When you receive an Ungraded Pass for a unit in the MBBS it means you have passed your studies in that unit. The MBBS uses Ungraded Passes for results because students are expected to master learning to a particular level


i. A term used by the University to indicate an academic component of a course. A unit has a Credit Point weight (cpu). All units in the MBBS are weighted at 50 cpu and each year you should be studying 100 cpu, or 2 units per year.

ii. The term unit can also refer to a placement setting in a particular place, for instance a treatment unit in a hospital.

The MBBS has a stream of teaching related to research that provides students with the appropriate basic tools to undertake various research tasks. This includes information literacy, research methodology, statistics, epidemiology and evidence based medicine.

In first year students are introduced to research undertaken within the School and the Menzies Institute for Medical Research. They are exposed to research methodology as well as receiving a solid grounding in information literacy, data handling and basic statistics. In second year the emphasis is on statistical analysis and epidemiology. In the third year of the course students have an opportunity to undertake a research or health promotion project as part of the third year Primary Care rotation.

At the end of third year there is a further opportunity to explore research in an Extended Research Opportunity selective. Within the first three years the teaching of various aspects of research within the medical course is by research active staff who use their own research to illustrate important concepts. In the final two years of the MBBS students apply their knowledge of research methodologies and evidence bases to explore topics in cases and attachments in-depth.

Opportunities to participate in research

The University of Tasmania offers a limited number of scholarships (UROPs), which are available to medical students, to undertake a research project within one of the research groups located within the School of Medicine, the Royal Hobart Hospital or the Menzies Research Institute. This involves approximately six weeks during the summer vacation. Other summer studentships are available and students are encouraged to liaise and interact with research groups.

Intercalated research degrees: Honours and PhD

Students who wish to be actively involved in research may choose to do so in an Honours program. Bachelor of Medical Science with Honours (M4N). This Honours option is available as an intercalated (inserted) year, after year three, four or five of the MBBS course.

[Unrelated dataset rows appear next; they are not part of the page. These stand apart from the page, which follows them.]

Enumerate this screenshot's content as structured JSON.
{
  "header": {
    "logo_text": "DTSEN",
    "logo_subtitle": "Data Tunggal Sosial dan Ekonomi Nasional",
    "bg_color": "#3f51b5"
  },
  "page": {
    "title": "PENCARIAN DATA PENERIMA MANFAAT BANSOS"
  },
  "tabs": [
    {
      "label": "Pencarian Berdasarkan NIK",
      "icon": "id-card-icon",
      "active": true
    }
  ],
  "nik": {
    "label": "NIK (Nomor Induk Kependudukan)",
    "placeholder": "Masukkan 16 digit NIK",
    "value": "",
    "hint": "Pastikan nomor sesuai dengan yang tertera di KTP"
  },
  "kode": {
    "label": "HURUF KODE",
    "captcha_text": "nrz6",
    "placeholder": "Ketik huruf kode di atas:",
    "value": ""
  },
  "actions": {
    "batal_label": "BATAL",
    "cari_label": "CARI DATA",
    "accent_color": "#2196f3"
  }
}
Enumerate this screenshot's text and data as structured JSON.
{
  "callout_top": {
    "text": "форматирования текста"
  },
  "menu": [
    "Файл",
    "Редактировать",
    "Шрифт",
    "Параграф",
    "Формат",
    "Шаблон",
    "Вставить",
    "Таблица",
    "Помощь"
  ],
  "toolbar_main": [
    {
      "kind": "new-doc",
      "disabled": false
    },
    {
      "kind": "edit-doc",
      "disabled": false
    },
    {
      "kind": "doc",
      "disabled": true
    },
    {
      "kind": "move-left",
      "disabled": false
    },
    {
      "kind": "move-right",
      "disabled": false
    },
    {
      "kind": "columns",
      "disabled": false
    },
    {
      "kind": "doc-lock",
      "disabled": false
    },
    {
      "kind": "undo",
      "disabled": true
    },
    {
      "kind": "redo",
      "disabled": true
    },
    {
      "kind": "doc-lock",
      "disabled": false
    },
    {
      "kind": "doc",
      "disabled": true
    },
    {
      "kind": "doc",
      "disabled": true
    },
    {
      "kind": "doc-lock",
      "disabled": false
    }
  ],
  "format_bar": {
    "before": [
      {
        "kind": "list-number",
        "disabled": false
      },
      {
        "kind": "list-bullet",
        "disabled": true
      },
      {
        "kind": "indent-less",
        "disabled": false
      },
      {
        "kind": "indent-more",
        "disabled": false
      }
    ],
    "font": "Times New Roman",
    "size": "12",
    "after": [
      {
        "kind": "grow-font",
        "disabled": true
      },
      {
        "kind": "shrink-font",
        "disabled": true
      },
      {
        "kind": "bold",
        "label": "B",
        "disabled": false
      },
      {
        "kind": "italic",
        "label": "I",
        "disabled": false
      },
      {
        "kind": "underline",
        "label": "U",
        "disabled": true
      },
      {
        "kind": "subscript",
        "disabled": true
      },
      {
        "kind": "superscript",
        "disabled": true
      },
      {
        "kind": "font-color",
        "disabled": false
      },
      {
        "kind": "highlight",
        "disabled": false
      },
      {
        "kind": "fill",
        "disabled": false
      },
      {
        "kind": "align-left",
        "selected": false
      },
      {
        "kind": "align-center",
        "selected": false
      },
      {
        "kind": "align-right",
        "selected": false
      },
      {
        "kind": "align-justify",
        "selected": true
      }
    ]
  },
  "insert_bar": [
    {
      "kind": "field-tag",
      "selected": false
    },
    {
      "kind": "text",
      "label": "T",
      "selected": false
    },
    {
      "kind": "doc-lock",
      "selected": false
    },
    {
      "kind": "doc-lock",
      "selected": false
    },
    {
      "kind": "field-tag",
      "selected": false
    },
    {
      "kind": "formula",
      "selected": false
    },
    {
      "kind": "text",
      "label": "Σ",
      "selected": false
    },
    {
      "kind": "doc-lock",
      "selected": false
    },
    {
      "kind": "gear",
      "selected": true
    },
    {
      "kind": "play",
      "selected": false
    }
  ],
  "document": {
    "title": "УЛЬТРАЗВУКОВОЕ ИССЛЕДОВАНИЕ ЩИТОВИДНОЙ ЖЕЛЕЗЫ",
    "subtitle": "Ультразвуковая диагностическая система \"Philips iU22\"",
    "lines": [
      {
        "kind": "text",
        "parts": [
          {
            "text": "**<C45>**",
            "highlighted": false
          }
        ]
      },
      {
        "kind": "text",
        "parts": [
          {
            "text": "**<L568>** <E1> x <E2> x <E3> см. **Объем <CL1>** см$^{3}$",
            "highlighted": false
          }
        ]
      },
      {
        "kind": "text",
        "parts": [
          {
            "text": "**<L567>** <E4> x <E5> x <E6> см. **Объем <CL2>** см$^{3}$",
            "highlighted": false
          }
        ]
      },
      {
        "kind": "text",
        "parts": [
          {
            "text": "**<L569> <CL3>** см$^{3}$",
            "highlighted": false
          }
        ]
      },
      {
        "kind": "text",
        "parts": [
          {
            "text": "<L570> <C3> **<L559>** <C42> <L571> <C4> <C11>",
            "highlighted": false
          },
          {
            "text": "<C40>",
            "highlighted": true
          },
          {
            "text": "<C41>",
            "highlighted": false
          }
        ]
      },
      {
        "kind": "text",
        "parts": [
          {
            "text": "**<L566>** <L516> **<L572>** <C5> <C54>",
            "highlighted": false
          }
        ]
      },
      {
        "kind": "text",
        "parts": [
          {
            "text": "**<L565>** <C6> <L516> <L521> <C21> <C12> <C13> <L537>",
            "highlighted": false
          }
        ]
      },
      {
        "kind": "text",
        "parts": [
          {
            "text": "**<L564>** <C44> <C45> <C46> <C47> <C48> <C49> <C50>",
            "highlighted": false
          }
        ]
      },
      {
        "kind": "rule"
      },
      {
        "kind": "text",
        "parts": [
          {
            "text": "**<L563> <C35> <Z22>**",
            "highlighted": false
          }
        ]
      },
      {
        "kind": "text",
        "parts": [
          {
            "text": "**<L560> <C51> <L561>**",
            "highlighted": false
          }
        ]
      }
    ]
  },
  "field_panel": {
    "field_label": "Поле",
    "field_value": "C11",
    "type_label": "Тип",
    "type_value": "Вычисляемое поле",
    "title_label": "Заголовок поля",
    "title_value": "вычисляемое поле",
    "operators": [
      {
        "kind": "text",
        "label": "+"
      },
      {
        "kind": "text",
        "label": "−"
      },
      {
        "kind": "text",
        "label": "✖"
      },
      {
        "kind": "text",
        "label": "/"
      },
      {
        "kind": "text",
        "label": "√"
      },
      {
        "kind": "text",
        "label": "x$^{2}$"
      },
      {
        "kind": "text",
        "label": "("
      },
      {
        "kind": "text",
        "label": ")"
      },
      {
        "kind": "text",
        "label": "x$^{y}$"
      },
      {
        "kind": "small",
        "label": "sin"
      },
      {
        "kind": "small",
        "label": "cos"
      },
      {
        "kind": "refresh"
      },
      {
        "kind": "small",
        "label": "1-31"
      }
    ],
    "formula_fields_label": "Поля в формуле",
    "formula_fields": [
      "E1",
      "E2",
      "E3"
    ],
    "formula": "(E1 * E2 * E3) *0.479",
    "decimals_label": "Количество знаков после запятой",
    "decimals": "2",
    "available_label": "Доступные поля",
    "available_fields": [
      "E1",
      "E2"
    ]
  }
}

This is a one-year full-time Honours program and is the only pathway to obtaining Honours within the MBBS (M3N) course.

Students interested in a more extensive involvement in research and the option for a combined MBBS/PhD degree should contact the school of Medicine’s Associate Head Research, Dr. Lisa Foa for further, current information.